Condom use during recent vaginal intercourse was reported in 23 percent of men, compared to 17.9 percent of women. Additionally, unintended pregnancies following sexual encounters for women were reported at more than twice the rate of men.
Upper echelon concerns over risky behavior among military personnel continue to rise, especially with the unease surrounding the stability of younger Marines. Close to one-third of service members were found to have met binge-drinking criteria in the month before completing the survey. The 30 percent who reported engaging in such behavior was actually an improvement from previous reports.

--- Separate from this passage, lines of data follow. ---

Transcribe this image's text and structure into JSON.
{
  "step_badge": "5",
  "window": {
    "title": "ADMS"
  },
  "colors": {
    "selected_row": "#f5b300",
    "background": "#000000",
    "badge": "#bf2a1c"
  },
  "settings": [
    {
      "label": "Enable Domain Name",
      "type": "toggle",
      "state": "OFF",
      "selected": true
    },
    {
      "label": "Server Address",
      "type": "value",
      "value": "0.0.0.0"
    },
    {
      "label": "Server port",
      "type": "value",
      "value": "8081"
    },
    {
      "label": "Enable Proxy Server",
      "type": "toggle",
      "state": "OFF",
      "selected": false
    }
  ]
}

Marines, however, engaged in binge drinking at a rate of 42.6 percent, a concerning contrast to the rest of the field. The number of those consuming cigarettes and other forms of tobacco was also significantly higher in the Marine Corps, especially in terms of smokeless tobacco, with results showing that Marines “dip” close to twice as much as personnel from other services.
“We’re not trying to blame anyone for this, but the Marine Corps does tend to stand out,” Dr. Sarah Meadows, a senior sociologist at RAND, told the San Diego Union-Tribune. “Each of the services has their own culture. ... Marines tend to be young men. Compared to young men on college campuses, it’s pretty similar.”
RAND researchers spent two years readying the data for the recently-finished product, a process designed to help inform each service on areas of weakness in need of attention.
While services will aim to address some of the glaring concerns mentioned in the report, curbing excessive drinking among military personnel may prove more difficult now that the Defense Commissary Agency began selling beer and wine at a dozen commissaries across the United States.
Jon Simkins is a writer and editor for Military Times, and a USMC veteran.